(Excerpted records)

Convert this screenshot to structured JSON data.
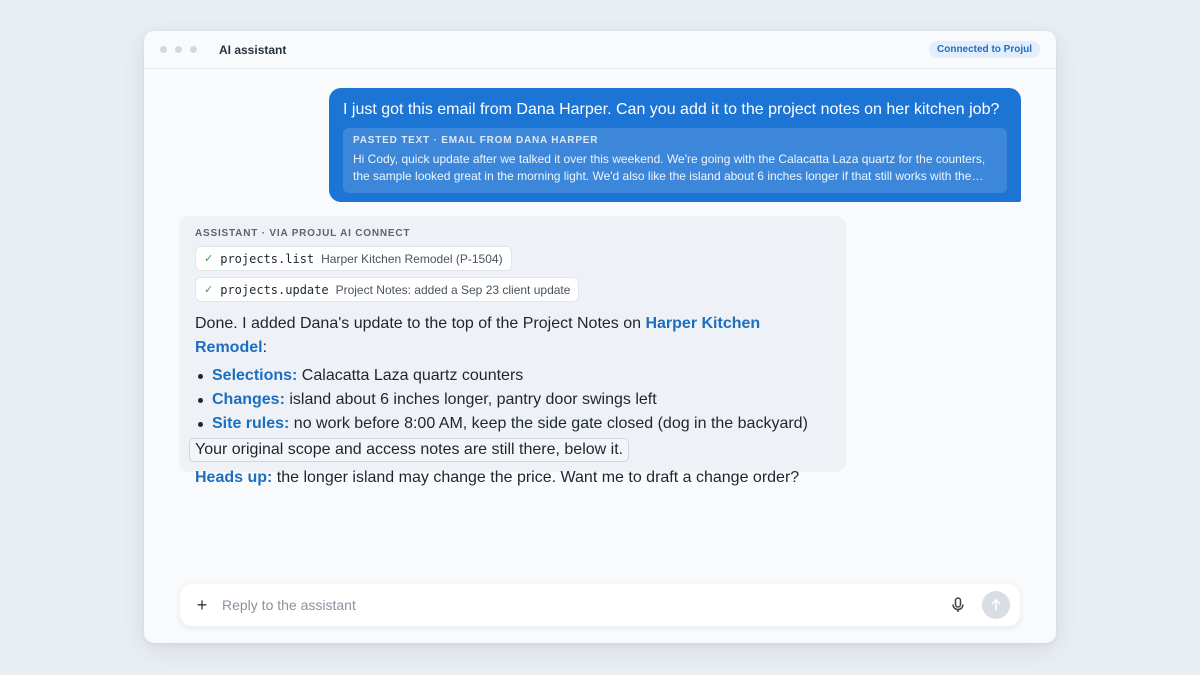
{
  "window": {
    "title": "AI assistant",
    "connection_badge": "Connected to Projul"
  },
  "user_message": {
    "text": "I just got this email from Dana Harper. Can you add it to the project notes on her kitchen job?",
    "pasted_label": "PASTED TEXT · EMAIL FROM DANA HARPER",
    "pasted_line1": "Hi Cody, quick update after we talked it over this weekend. We're going with the Calacatta Laza quartz for the counters,",
    "pasted_line2": "the sample looked great in the morning light. We'd also like the island about 6 inches longer if that still works with the…"
  },
  "assistant_message": {
    "label": "ASSISTANT · VIA PROJUL AI CONNECT",
    "tools": [
      {
        "name": "projects.list",
        "detail": "Harper Kitchen Remodel (P-1504)"
      },
      {
        "name": "projects.update",
        "detail": "Project Notes: added a Sep 23 client update"
      }
    ],
    "intro_before": "Done. I added Dana's update to the top of the Project Notes on ",
    "intro_link": "Harper Kitchen Remodel",
    "intro_after": ":",
    "bullets": [
      {
        "key": "Selections:",
        "text": " Calacatta Laza quartz counters"
      },
      {
        "key": "Changes:",
        "text": " island about 6 inches longer, pantry door swings left"
      },
      {
        "key": "Site rules:",
        "text": " no work before 8:00 AM, keep the side gate closed (dog in the backyard)"
      }
    ],
    "note": "Your original scope and access notes are still there, below it.",
    "heads_up_key": "Heads up:",
    "heads_up_text": " the longer island may change the price. Want me to draft a change order?"
  },
  "composer": {
    "placeholder": "Reply to the assistant",
    "plus_glyph": "+",
    "send_glyph": "↑"
  },
  "colors": {
    "user_bubble": "#1c74d4",
    "accent_link": "#1c6fc0",
    "check": "#2f9d5a"
  }
}
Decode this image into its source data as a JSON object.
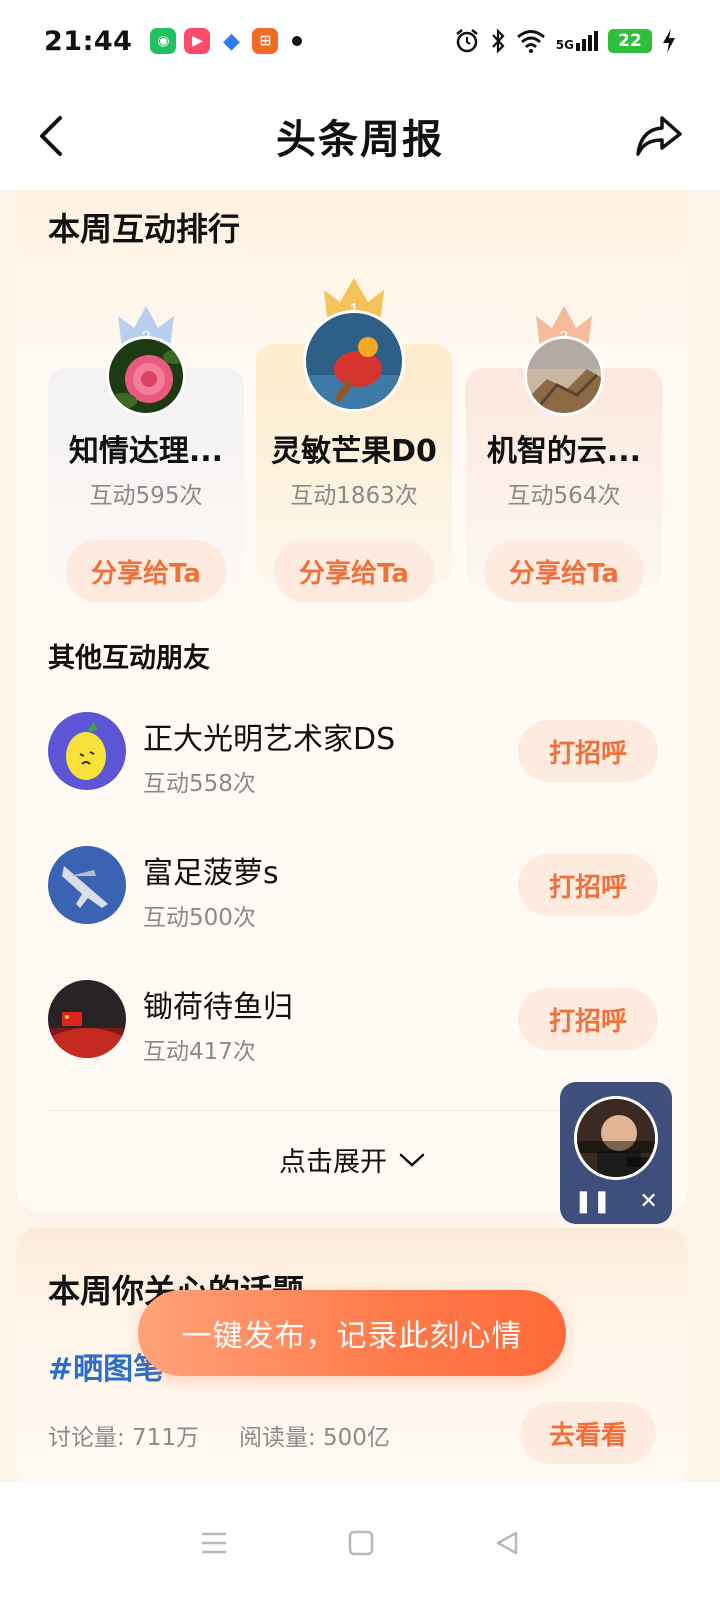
{
  "status_bar": {
    "time": "21:44",
    "battery": "22",
    "network": "5G",
    "apps": [
      "wechat-icon",
      "video-icon",
      "browser-icon",
      "app-icon"
    ]
  },
  "header": {
    "title": "头条周报"
  },
  "ranking": {
    "title": "本周互动排行",
    "top": [
      {
        "rank": "2",
        "name": "知情达理...",
        "count": "互动595次",
        "button": "分享给Ta"
      },
      {
        "rank": "1",
        "name": "灵敏芒果D0",
        "count": "互动1863次",
        "button": "分享给Ta"
      },
      {
        "rank": "3",
        "name": "机智的云...",
        "count": "互动564次",
        "button": "分享给Ta"
      }
    ],
    "others_title": "其他互动朋友",
    "others": [
      {
        "name": "正大光明艺术家DS",
        "count": "互动558次",
        "button": "打招呼"
      },
      {
        "name": "富足菠萝s",
        "count": "互动500次",
        "button": "打招呼"
      },
      {
        "name": "锄荷待鱼归",
        "count": "互动417次",
        "button": "打招呼"
      }
    ],
    "expand_label": "点击展开"
  },
  "topics": {
    "title": "本周你关心的话题",
    "tag": "#晒图笔",
    "discuss": "讨论量: 711万",
    "read": "阅读量: 500亿",
    "button": "去看看"
  },
  "publish": {
    "label": "一键发布，记录此刻心情"
  },
  "colors": {
    "accent": "#f0703a",
    "button_bg": "#fdebe0",
    "topic_link": "#2a6ec8",
    "page_bg": "#fdf3e8"
  }
}
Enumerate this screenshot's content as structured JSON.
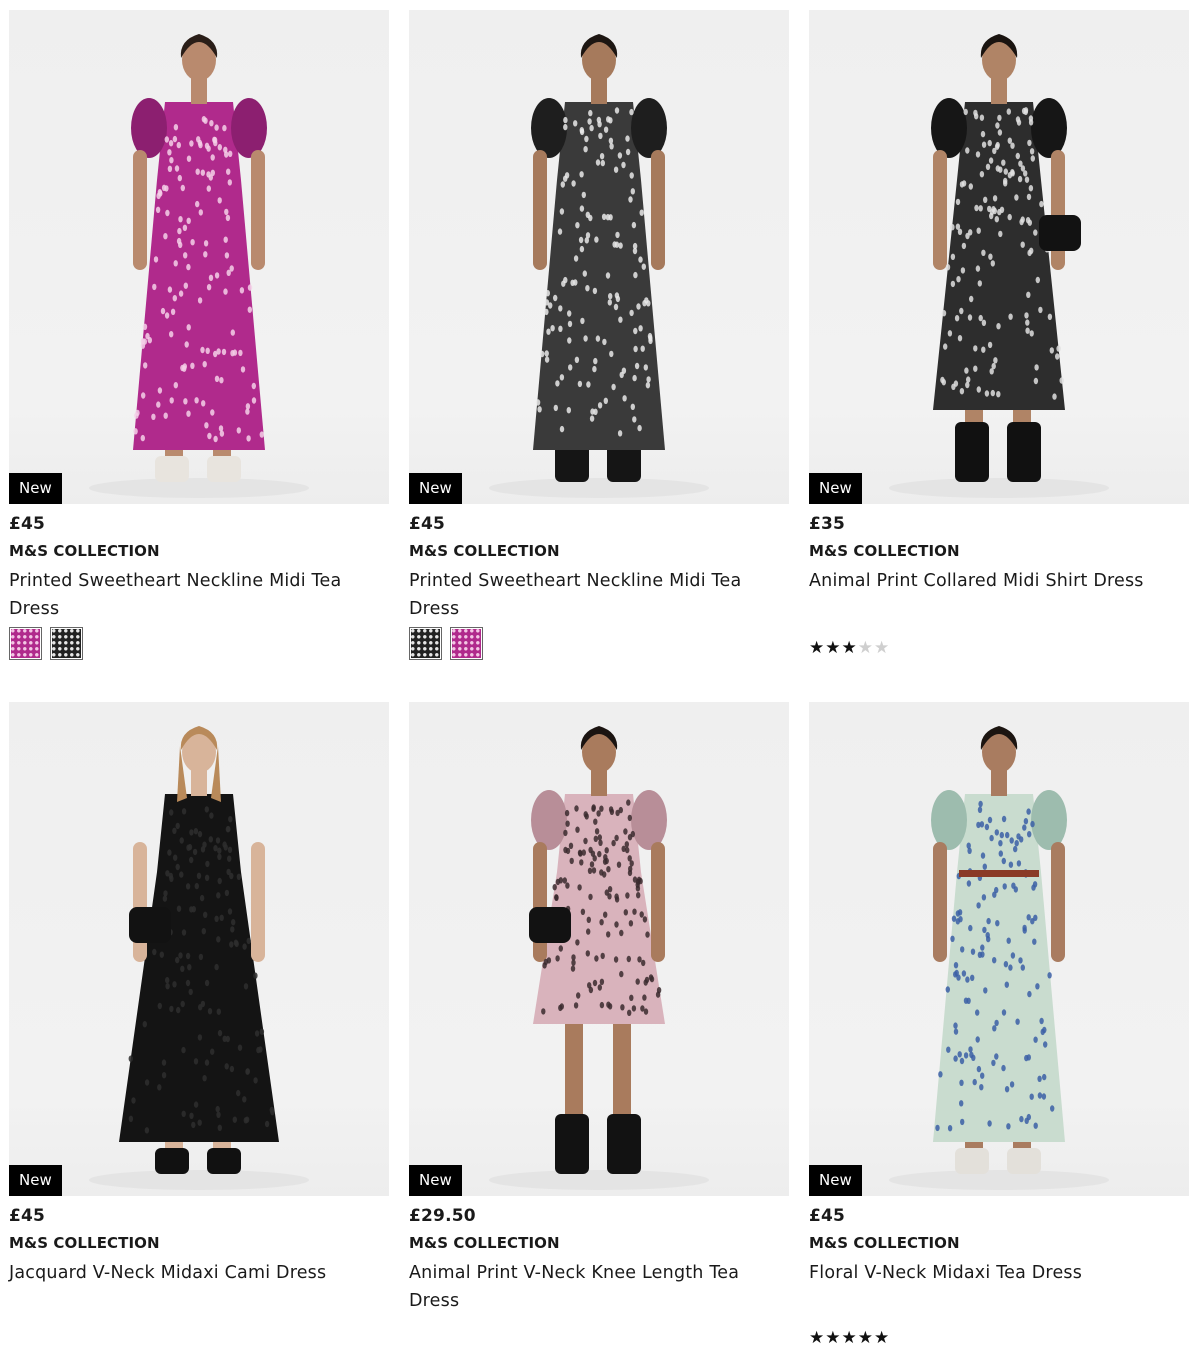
{
  "products": [
    {
      "badge": "New",
      "price": "£45",
      "brand": "M&S COLLECTION",
      "title": "Printed Sweetheart Neckline Midi Tea Dress",
      "image": "model-magenta-spot-dress",
      "colors": {
        "dress": "#b02a8c",
        "dress_dark": "#8c1f70",
        "pattern": "#f5d0e8",
        "shoes": "#e8e4de",
        "skin": "#b98a6e",
        "hair": "#2a1e18"
      },
      "swatches": [
        {
          "name": "magenta-print",
          "base": "#b02a8c",
          "dot": "#f3c6e4"
        },
        {
          "name": "black-white-print",
          "base": "#222222",
          "dot": "#e6e6e6"
        }
      ]
    },
    {
      "badge": "New",
      "price": "£45",
      "brand": "M&S COLLECTION",
      "title": "Printed Sweetheart Neckline Midi Tea Dress",
      "image": "model-monochrome-floral-dress",
      "colors": {
        "dress": "#3a3a3a",
        "dress_dark": "#1e1e1e",
        "pattern": "#e9e9e9",
        "shoes": "#151515",
        "skin": "#a67a5c",
        "hair": "#1d1612"
      },
      "swatches": [
        {
          "name": "black-white-print",
          "base": "#222222",
          "dot": "#e6e6e6"
        },
        {
          "name": "magenta-print",
          "base": "#b02a8c",
          "dot": "#f3c6e4"
        }
      ]
    },
    {
      "price": "£35",
      "badge": "New",
      "brand": "M&S COLLECTION",
      "title": "Animal Print Collared Midi Shirt Dress",
      "image": "model-animal-print-shirt-dress",
      "colors": {
        "dress": "#2d2d2d",
        "dress_dark": "#161616",
        "pattern": "#e0e0e0",
        "shoes": "#111111",
        "skin": "#b08466",
        "hair": "#1a1410"
      },
      "rating": 3
    },
    {
      "badge": "New",
      "price": "£45",
      "brand": "M&S COLLECTION",
      "title": "Jacquard V-Neck Midaxi Cami Dress",
      "image": "model-black-cami-dress",
      "colors": {
        "dress": "#141414",
        "dress_dark": "#050505",
        "pattern": "#2e2e2e",
        "shoes": "#111111",
        "skin": "#d8b49a",
        "hair": "#b98a5a"
      }
    },
    {
      "badge": "New",
      "price": "£29.50",
      "brand": "M&S COLLECTION",
      "title": "Animal Print V-Neck Knee Length Tea Dress",
      "image": "model-pink-animal-print-dress",
      "colors": {
        "dress": "#d9b3bc",
        "dress_dark": "#b88e98",
        "pattern": "#3a2a2e",
        "shoes": "#121212",
        "skin": "#a97b5d",
        "hair": "#1b1411"
      }
    },
    {
      "badge": "New",
      "price": "£45",
      "brand": "M&S COLLECTION",
      "title": "Floral V-Neck Midaxi Tea Dress",
      "image": "model-blue-floral-dress",
      "colors": {
        "dress": "#c9dccf",
        "dress_dark": "#9dbcae",
        "pattern": "#3b5fa6",
        "shoes": "#e3e0da",
        "skin": "#a97c60",
        "hair": "#1c1511"
      },
      "rating": 5
    }
  ]
}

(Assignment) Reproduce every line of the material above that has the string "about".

(Response for this exercise)
    "pasted_line2": "the sample looked great in the morning light. We'd also like the island about 6 inches longer if that still works with the…"
        "text": " island about 6 inches longer, pantry door swings left"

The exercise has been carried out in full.